SlingPlayer, which redirects TV signals from a home TV over the Internet so it can be viewed on a portable device, like cell phones or laptops, is the latest application that AT&T is making available to iPhone users on its 3G network. In October, it said that it would allow voice over IP services, such as Skype, to operate on the iPhone using the 3G network. Previously, these applications could only be used over Wi-Fi connections.
Skype officials say they are still working out the kinks on their iPhone app, but that it should be available soon.
AT&T has been criticized for blocking these applications and others from its network. Critics have complained that the company has been picking and choosing which applications can be used on its wireless network in an effort to stifle competition or control the market. Consumer groups as well as Sling Media, Skype, and Google, which is trying to get its Google Voice application in the Apple App Store, have filed comments with the Federal Communications Commission.

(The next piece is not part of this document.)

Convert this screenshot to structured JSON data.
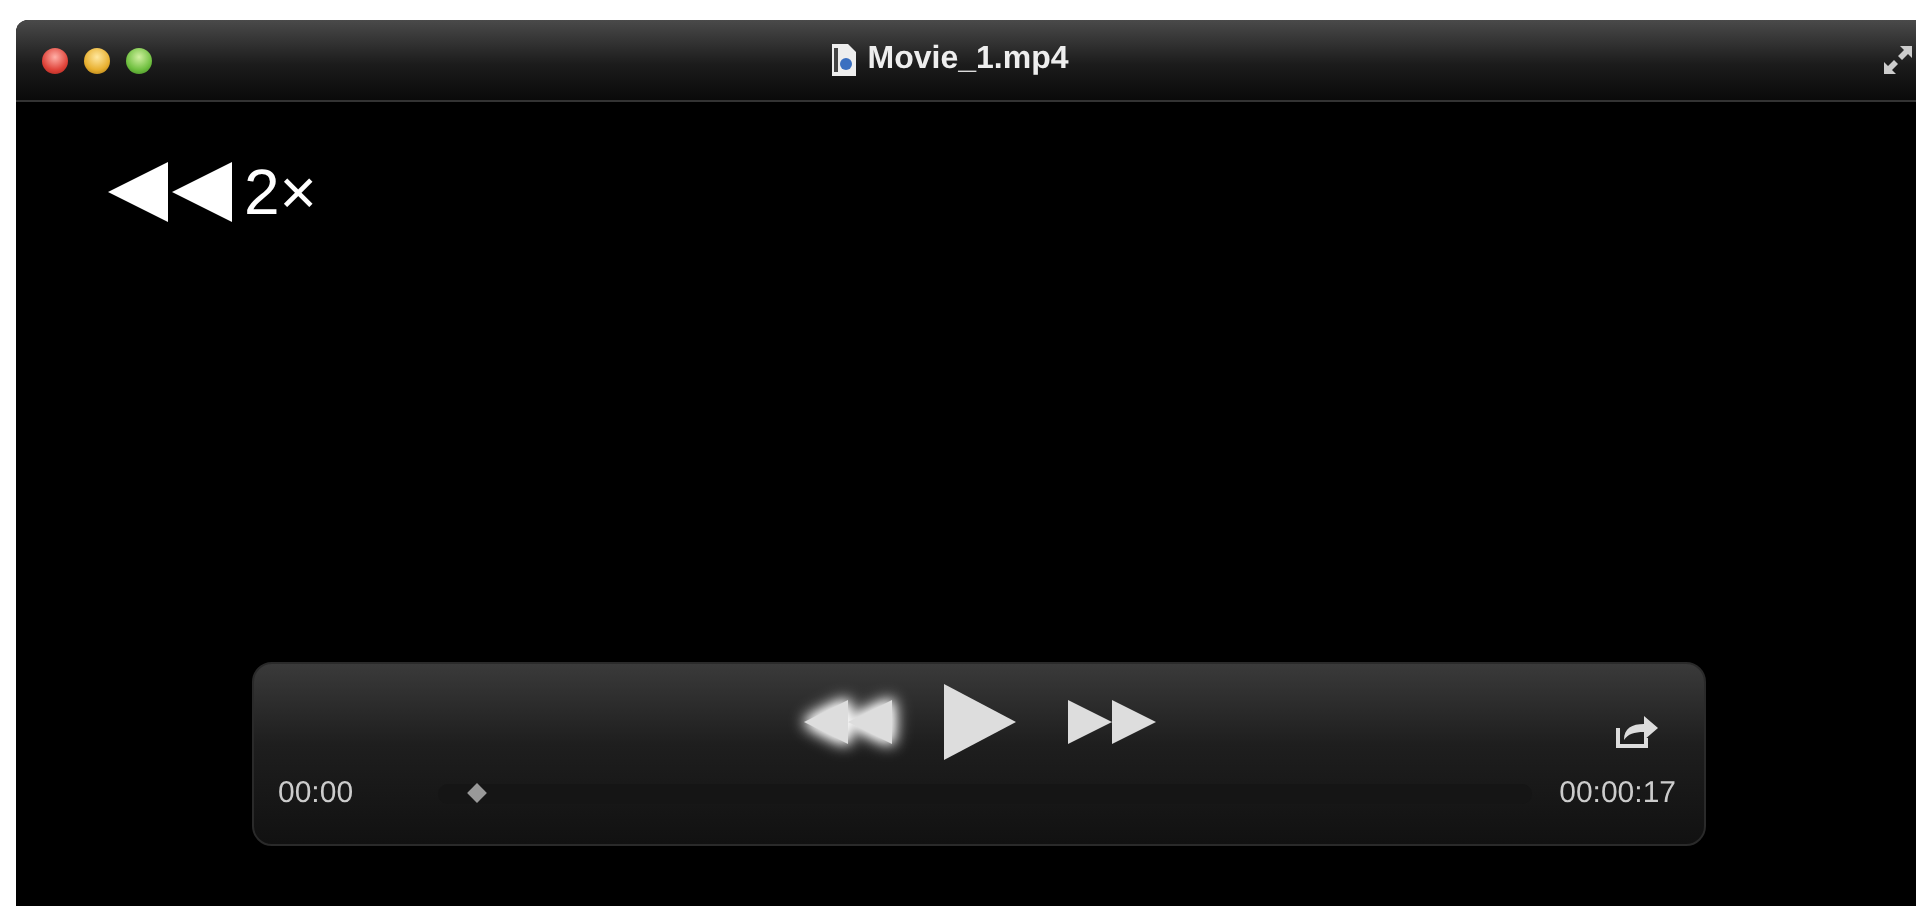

AT&T has argued that it's simply protecting its wireless network. Streaming video applications, such as SlingPlayer, consume a lot of bandwidth. And the company says it must ensure the quality of service for all its customers.
But now it looks as though AT&T has had a change of heart--at least for some of these applications. An AT&T spokesman said it is changing its stance on these applications because it's motivated to 'bring customers the widest possible array of mobile applications." Specifically, the company's top wireless executive said the change was a result of working closely with Sling Media to adapt the application to work more efficiently on the 3G network.
"The key for us is Sling Media was willing to work with us to revise the app to make it more bandwidth sensitive, "Ralph de la Vega, president and CEO, AT&T Mobility and Consumer Markets, said in a statement. "They made important changes to more efficiently use 3G network bandwidth and conserve wireless spectrum so that we were able to support the app on our 3G mobile broadband network."
But the timing of the announcement is interesting, since Sling said last year that it had already made changes to its application and was willing to make more changes to make it work more harmoniously on AT&T's network. In May, after Sling was told the application could only operate via a Wi-Fi connection, David Eyler, a project manager for Sling Media told CNET that the latest version of the SlingPlayer submitted to Apple for the App Store had used technology that would cap the bit rate to ensure it was below Apple's and AT&T's threshold.
Other Sling insiders have explained that the technology was developed to adapt to changing conditions on the network to ensure a clear picture and sound. For example, when the network is congested, the Sling technology automatically adjusts the bit rate at which the video is being streamed. When more bandwidth is available, it readjusts this rate.
AT&T green-lights SlingPlayer on iPhone